*Directions for this task*. Set down the entries once more, exactly as they are written.

(Items from a data source)
- - -

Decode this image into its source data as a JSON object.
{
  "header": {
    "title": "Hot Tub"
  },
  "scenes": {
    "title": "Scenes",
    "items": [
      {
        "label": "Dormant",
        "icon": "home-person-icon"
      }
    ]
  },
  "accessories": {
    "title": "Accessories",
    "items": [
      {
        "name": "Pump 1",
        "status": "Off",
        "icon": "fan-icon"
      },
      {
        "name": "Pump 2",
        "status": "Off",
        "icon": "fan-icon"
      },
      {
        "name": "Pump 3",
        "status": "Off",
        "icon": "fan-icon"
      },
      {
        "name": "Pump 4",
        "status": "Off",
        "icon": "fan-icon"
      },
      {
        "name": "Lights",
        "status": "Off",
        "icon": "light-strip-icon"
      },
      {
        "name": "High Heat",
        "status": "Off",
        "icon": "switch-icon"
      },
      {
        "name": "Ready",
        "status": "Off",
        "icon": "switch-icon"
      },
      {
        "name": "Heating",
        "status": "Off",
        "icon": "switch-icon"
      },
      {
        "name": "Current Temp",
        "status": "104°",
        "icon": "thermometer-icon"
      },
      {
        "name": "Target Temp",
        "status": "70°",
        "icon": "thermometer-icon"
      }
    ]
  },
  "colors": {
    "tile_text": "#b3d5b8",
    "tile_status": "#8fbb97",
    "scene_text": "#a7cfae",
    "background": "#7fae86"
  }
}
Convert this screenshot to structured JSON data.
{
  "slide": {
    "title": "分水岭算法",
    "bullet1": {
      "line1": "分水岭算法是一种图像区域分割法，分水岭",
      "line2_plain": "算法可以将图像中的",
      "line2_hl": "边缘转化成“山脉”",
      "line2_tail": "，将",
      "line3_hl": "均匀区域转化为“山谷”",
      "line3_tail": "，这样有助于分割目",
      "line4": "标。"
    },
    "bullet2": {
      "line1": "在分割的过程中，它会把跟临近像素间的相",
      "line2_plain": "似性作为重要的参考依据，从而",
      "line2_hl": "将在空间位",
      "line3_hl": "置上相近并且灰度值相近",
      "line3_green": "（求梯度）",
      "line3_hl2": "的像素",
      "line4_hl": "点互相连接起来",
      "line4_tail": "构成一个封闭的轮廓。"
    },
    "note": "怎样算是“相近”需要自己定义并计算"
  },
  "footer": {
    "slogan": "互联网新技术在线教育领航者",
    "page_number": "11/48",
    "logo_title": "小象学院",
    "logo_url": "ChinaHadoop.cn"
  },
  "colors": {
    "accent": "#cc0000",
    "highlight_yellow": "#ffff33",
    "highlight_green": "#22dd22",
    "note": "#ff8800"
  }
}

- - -

*Written answer*.
Decode this image into its source data as a JSON object.
{
  "header": {
    "title": "Hot Tub"
  },
  "scenes": {
    "title": "Scenes",
    "items": [
      {
        "label": "Dormant",
        "icon": "home-person-icon"
      }
    ]
  },
  "accessories": {
    "title": "Accessories",
    "items": [
      {
        "name": "Pump 1",
        "status": "Off",
        "icon": "fan-icon"
      },
      {
        "name": "Pump 2",
        "status": "Off",
        "icon": "fan-icon"
      },
      {
        "name": "Pump 3",
        "status": "Off",
        "icon": "fan-icon"
      },
      {
        "name": "Pump 4",
        "status": "Off",
        "icon": "fan-icon"
      },
      {
        "name": "Lights",
        "status": "Off",
        "icon": "light-strip-icon"
      },
      {
        "name": "High Heat",
        "status": "Off",
        "icon": "switch-icon"
      },
      {
        "name": "Ready",
        "status": "Off",
        "icon": "switch-icon"
      },
      {
        "name": "Heating",
        "status": "Off",
        "icon": "switch-icon"
      },
      {
        "name": "Current Temp",
        "status": "104°",
        "icon": "thermometer-icon"
      },
      {
        "name": "Target Temp",
        "status": "70°",
        "icon": "thermometer-icon"
      }
    ]
  },
  "colors": {
    "tile_text": "#b3d5b8",
    "tile_status": "#8fbb97",
    "scene_text": "#a7cfae",
    "background": "#7fae86"
  }
}
Convert this screenshot to structured JSON data.
{
  "slide": {
    "title": "分水岭算法",
    "bullet1": {
      "line1": "分水岭算法是一种图像区域分割法，分水岭",
      "line2_plain": "算法可以将图像中的",
      "line2_hl": "边缘转化成“山脉”",
      "line2_tail": "，将",
      "line3_hl": "均匀区域转化为“山谷”",
      "line3_tail": "，这样有助于分割目",
      "line4": "标。"
    },
    "bullet2": {
      "line1": "在分割的过程中，它会把跟临近像素间的相",
      "line2_plain": "似性作为重要的参考依据，从而",
      "line2_hl": "将在空间位",
      "line3_hl": "置上相近并且灰度值相近",
      "line3_green": "（求梯度）",
      "line3_hl2": "的像素",
      "line4_hl": "点互相连接起来",
      "line4_tail": "构成一个封闭的轮廓。"
    },
    "note": "怎样算是“相近”需要自己定义并计算"
  },
  "footer": {
    "slogan": "互联网新技术在线教育领航者",
    "page_number": "11/48",
    "logo_title": "小象学院",
    "logo_url": "ChinaHadoop.cn"
  },
  "colors": {
    "accent": "#cc0000",
    "highlight_yellow": "#ffff33",
    "highlight_green": "#22dd22",
    "note": "#ff8800"
  }
}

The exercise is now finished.